# Exercise requirements
Copy all of the entries that follow, exactly.

# Information supplied
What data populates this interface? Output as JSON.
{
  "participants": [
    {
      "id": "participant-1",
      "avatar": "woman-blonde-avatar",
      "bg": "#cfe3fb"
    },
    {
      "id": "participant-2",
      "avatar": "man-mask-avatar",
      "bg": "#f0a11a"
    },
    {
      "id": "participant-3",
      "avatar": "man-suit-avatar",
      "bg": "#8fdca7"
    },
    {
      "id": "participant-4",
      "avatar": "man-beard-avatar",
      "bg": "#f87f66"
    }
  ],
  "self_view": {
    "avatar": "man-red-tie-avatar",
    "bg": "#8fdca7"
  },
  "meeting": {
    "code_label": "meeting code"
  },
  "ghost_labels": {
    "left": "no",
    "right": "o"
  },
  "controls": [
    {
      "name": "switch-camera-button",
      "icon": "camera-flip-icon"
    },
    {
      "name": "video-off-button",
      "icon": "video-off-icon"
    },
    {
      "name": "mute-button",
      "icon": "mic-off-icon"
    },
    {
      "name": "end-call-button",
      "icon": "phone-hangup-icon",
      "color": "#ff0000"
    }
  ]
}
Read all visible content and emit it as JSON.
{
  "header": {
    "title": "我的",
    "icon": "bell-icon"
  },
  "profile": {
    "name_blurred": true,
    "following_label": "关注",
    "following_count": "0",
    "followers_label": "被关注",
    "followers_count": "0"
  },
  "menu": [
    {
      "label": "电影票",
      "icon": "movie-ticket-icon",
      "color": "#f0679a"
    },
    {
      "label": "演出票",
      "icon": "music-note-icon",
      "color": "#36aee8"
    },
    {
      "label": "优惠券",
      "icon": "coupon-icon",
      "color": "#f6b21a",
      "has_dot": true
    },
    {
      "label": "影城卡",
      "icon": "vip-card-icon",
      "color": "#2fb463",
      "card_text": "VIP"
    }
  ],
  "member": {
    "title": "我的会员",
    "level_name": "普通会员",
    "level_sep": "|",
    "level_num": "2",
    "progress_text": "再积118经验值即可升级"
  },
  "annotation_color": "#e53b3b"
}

# Expected output
What data populates this interface? Output as JSON.
{
  "participants": [
    {
      "id": "participant-1",
      "avatar": "woman-blonde-avatar",
      "bg": "#cfe3fb"
    },
    {
      "id": "participant-2",
      "avatar": "man-mask-avatar",
      "bg": "#f0a11a"
    },
    {
      "id": "participant-3",
      "avatar": "man-suit-avatar",
      "bg": "#8fdca7"
    },
    {
      "id": "participant-4",
      "avatar": "man-beard-avatar",
      "bg": "#f87f66"
    }
  ],
  "self_view": {
    "avatar": "man-red-tie-avatar",
    "bg": "#8fdca7"
  },
  "meeting": {
    "code_label": "meeting code"
  },
  "ghost_labels": {
    "left": "no",
    "right": "o"
  },
  "controls": [
    {
      "name": "switch-camera-button",
      "icon": "camera-flip-icon"
    },
    {
      "name": "video-off-button",
      "icon": "video-off-icon"
    },
    {
      "name": "mute-button",
      "icon": "mic-off-icon"
    },
    {
      "name": "end-call-button",
      "icon": "phone-hangup-icon",
      "color": "#ff0000"
    }
  ]
}
Read all visible content and emit it as JSON.
{
  "header": {
    "title": "我的",
    "icon": "bell-icon"
  },
  "profile": {
    "name_blurred": true,
    "following_label": "关注",
    "following_count": "0",
    "followers_label": "被关注",
    "followers_count": "0"
  },
  "menu": [
    {
      "label": "电影票",
      "icon": "movie-ticket-icon",
      "color": "#f0679a"
    },
    {
      "label": "演出票",
      "icon": "music-note-icon",
      "color": "#36aee8"
    },
    {
      "label": "优惠券",
      "icon": "coupon-icon",
      "color": "#f6b21a",
      "has_dot": true
    },
    {
      "label": "影城卡",
      "icon": "vip-card-icon",
      "color": "#2fb463",
      "card_text": "VIP"
    }
  ],
  "member": {
    "title": "我的会员",
    "level_name": "普通会员",
    "level_sep": "|",
    "level_num": "2",
    "progress_text": "再积118经验值即可升级"
  },
  "annotation_color": "#e53b3b"
}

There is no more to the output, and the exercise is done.